▸ **Work item**
Give every line from the entries that contains "Widget".

▸ **Records for this exercise**
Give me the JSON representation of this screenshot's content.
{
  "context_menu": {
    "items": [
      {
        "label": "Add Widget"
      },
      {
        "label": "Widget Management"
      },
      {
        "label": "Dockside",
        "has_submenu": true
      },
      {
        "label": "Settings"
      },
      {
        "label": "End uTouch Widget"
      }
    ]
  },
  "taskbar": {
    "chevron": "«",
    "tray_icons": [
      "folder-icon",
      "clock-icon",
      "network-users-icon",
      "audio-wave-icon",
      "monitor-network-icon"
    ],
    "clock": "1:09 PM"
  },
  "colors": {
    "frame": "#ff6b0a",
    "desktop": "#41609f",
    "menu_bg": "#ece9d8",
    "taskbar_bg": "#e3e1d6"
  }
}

▸ **Problem solution**
        "label": "Add Widget"
        "label": "Widget Management"
        "label": "End uTouch Widget"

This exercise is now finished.